The school offers classes at general, foundation, regular, honors, and AP levels. Class difficulty increases from foundation and general classes up to honors and advanced placement classes. Freshmen placement is based on three main factors: teacher observation, grades, and MAP testing scores. MAP, Measure of Academic Progress test, is an assessment of yearly academic growth all students in the Hinsdale Township School District take. Placement for following years depends on teacher recommendations at the beginning of third quarter in January.
“I recommend 10- 20 percent in each class to change their class level each year,” said Ms. Tylk, an English One and Two Honors teacher.
Ten to 20 percent equates to two to four people in most cases. She recommends fewer sophomores for AP Language and Composition than freshmen for English Two Honors because advanced placement classes require more commitment than honors classes.

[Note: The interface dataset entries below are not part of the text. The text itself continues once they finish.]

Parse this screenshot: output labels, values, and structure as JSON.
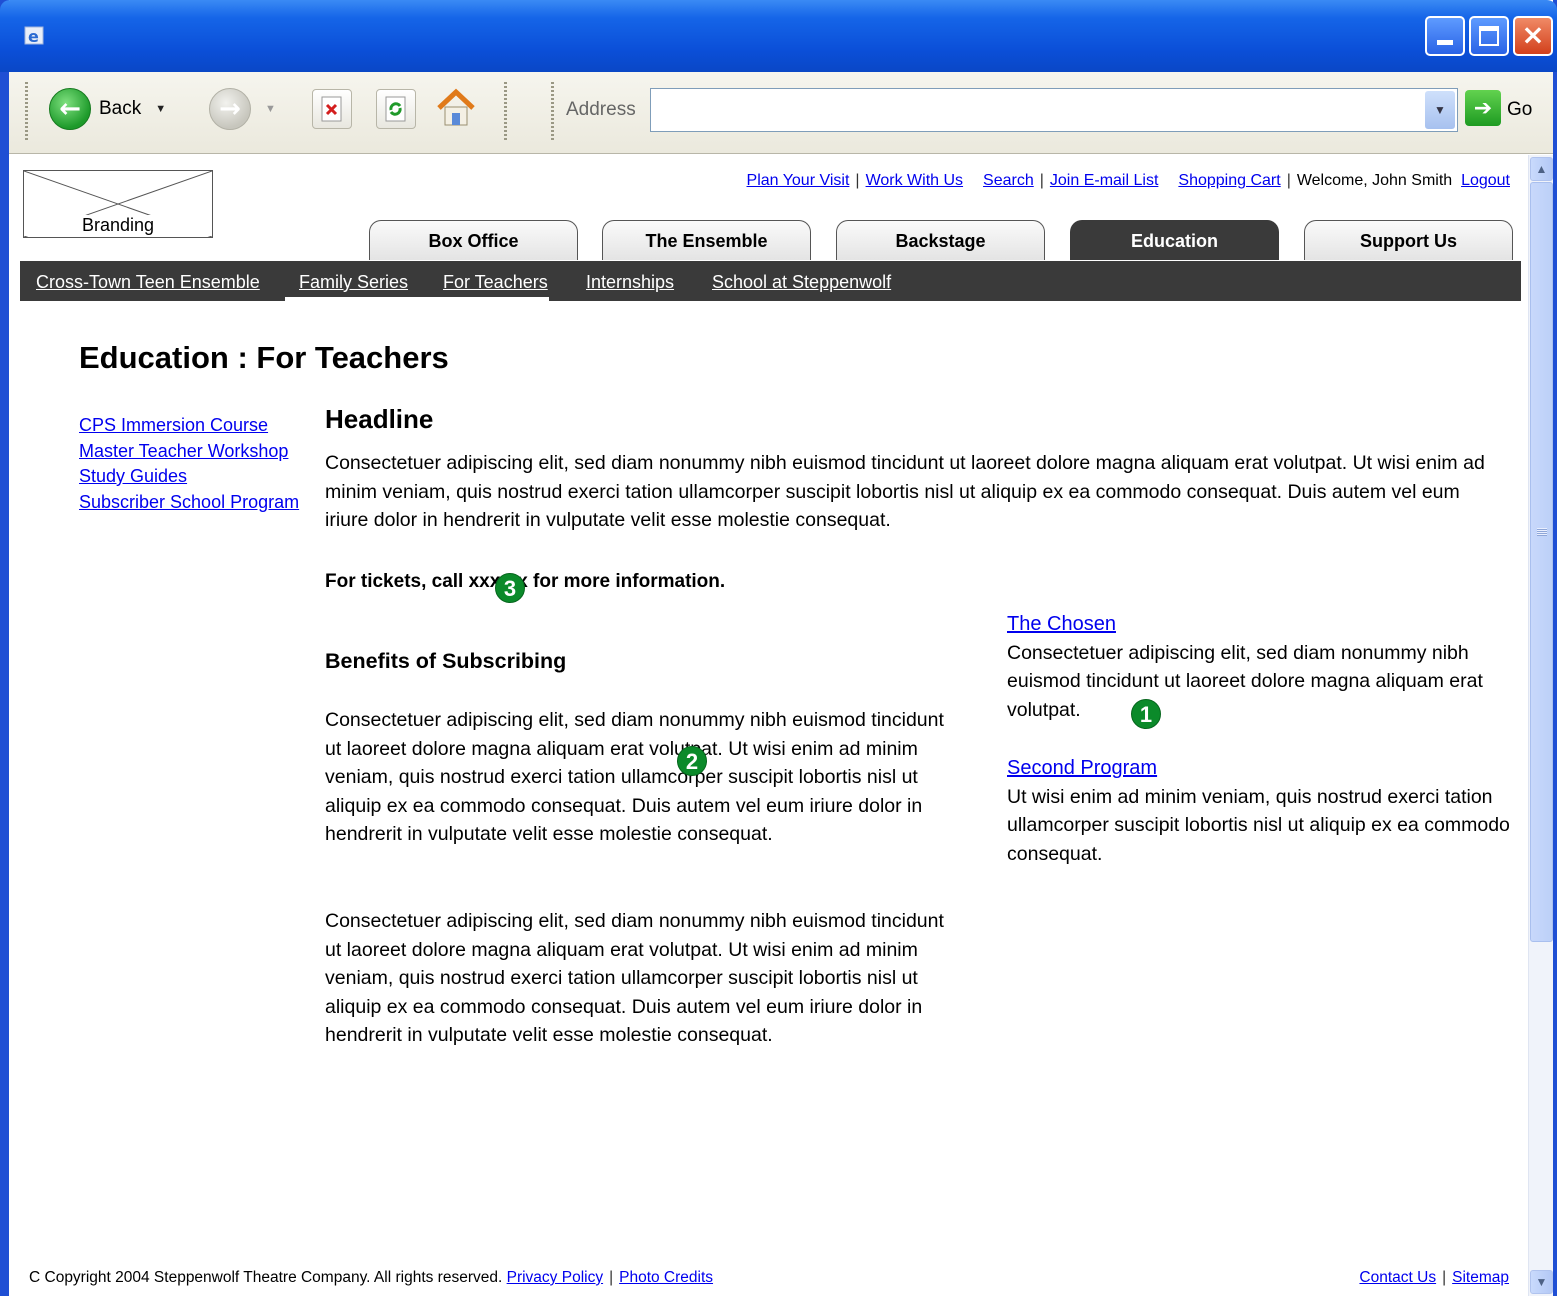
{
  "browser": {
    "toolbar": {
      "back_label": "Back",
      "address_label": "Address",
      "address_value": "",
      "go_label": "Go"
    }
  },
  "site": {
    "branding_label": "Branding",
    "utility_nav": {
      "plan_visit": "Plan Your Visit",
      "work_with_us": "Work With Us",
      "search": "Search",
      "join_email": "Join E-mail List",
      "shopping_cart": "Shopping Cart",
      "welcome": "Welcome, John Smith",
      "logout": "Logout"
    },
    "tabs": [
      "Box Office",
      "The Ensemble",
      "Backstage",
      "Education",
      "Support Us"
    ],
    "active_tab": "Education",
    "subnav": [
      "Cross-Town Teen Ensemble",
      "Family Series",
      "For Teachers",
      "Internships",
      "School at Steppenwolf"
    ],
    "active_subnav": "For Teachers"
  },
  "page": {
    "title": "Education : For Teachers",
    "left_nav": [
      "CPS Immersion Course",
      "Master Teacher Workshop",
      "Study Guides",
      "Subscriber School Program"
    ],
    "headline": "Headline",
    "intro": "Consectetuer adipiscing elit, sed diam nonummy nibh euismod tincidunt ut laoreet dolore magna aliquam erat volutpat. Ut wisi enim ad minim veniam, quis nostrud exerci tation ullamcorper suscipit lobortis nisl ut aliquip ex ea commodo consequat. Duis autem vel eum iriure dolor in hendrerit in vulputate velit esse molestie consequat.",
    "tickets_note": "For tickets, call xxx-xx for more information.",
    "benefits_heading": "Benefits of Subscribing",
    "benefits_paragraphs": [
      "Consectetuer adipiscing elit, sed diam nonummy nibh euismod tincidunt ut laoreet dolore magna aliquam erat volutpat. Ut wisi enim ad minim veniam, quis nostrud exerci tation ullamcorper suscipit lobortis nisl ut aliquip ex ea commodo consequat. Duis autem vel eum iriure dolor in hendrerit in vulputate velit esse molestie consequat.",
      "Consectetuer adipiscing elit, sed diam nonummy nibh euismod tincidunt ut laoreet dolore magna aliquam erat volutpat. Ut wisi enim ad minim veniam, quis nostrud exerci tation ullamcorper suscipit lobortis nisl ut aliquip ex ea commodo consequat. Duis autem vel eum iriure dolor in hendrerit in vulputate velit esse molestie consequat."
    ],
    "sidebar_programs": [
      {
        "title": "The Chosen",
        "text": "Consectetuer adipiscing elit, sed diam nonummy nibh euismod tincidunt ut laoreet dolore magna aliquam erat volutpat."
      },
      {
        "title": "Second Program",
        "text": "Ut wisi enim ad minim veniam, quis nostrud exerci tation ullamcorper suscipit lobortis nisl ut aliquip ex ea commodo consequat."
      }
    ],
    "callouts": [
      "1",
      "2",
      "3"
    ]
  },
  "footer": {
    "copyright": "C Copyright 2004 Steppenwolf Theatre Company. All rights reserved.",
    "privacy": "Privacy Policy",
    "photo_credits": "Photo Credits",
    "contact": "Contact Us",
    "sitemap": "Sitemap"
  },
  "colors": {
    "titlebar": "#0b4fd8",
    "nav_dark": "#3a3a3a",
    "link": "#0000ee",
    "callout": "#0b8a2a"
  }
}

AP classes are courses that move at a college level pace. Students can obtain college credit for advanced placement classes by receiving a high test score on the AP test in May.

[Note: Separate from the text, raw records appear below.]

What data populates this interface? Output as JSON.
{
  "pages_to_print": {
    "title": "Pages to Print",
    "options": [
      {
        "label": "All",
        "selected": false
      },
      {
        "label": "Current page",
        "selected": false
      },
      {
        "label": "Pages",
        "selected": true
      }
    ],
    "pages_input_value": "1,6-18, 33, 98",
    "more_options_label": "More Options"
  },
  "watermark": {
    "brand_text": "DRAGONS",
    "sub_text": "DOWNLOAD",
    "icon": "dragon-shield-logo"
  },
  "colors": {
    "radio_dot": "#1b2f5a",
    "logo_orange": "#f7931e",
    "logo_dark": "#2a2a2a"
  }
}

“[Advanced Placement European History] has caused me several mental breakdowns, but I have a B now,” said Genny O’Byron, sophomore.
The amount of advanced classes correlates with pressure and classroom success.
“[Students struggle] based on their schedule as a whole. Multiple honors classes means students can’t give 100% in each class,” Ms. Tylk said.
Students who focus on one hard class instead of multiple can dedicate more of their time to that class. However, sometimes students can feel pressured to take advanced level classes such as honors or advanced placement classes. O’Byron said that she feels pressure to take hard classes like A.P European History, although this is not always the case.
“I’m not under much pressure to take hard classes. My parents don’t really care that much,” said Chloe Aquino, freshman.
Ms. Tylk said she believes students are able to manage their classes, but they are good at hiding their stress and anxiety.
“I don’t know if students are always happy,” Ms. Tylk said.
Aquino has about five hours of homework each night. She said she believes she spends an unhealthy amount of time working on homework.
“My hardest class is Earth Science Honors,” Aquino said.
According to the American Academy of Child and Adolescent Psychiatry, teenagers can manage school stress by exercising and thinking positively. Students can use these principles to be happy and healthy throughout the school year.
Registration not only includes choosing which courses to take, but the level of difficulty is another aspect to the decision.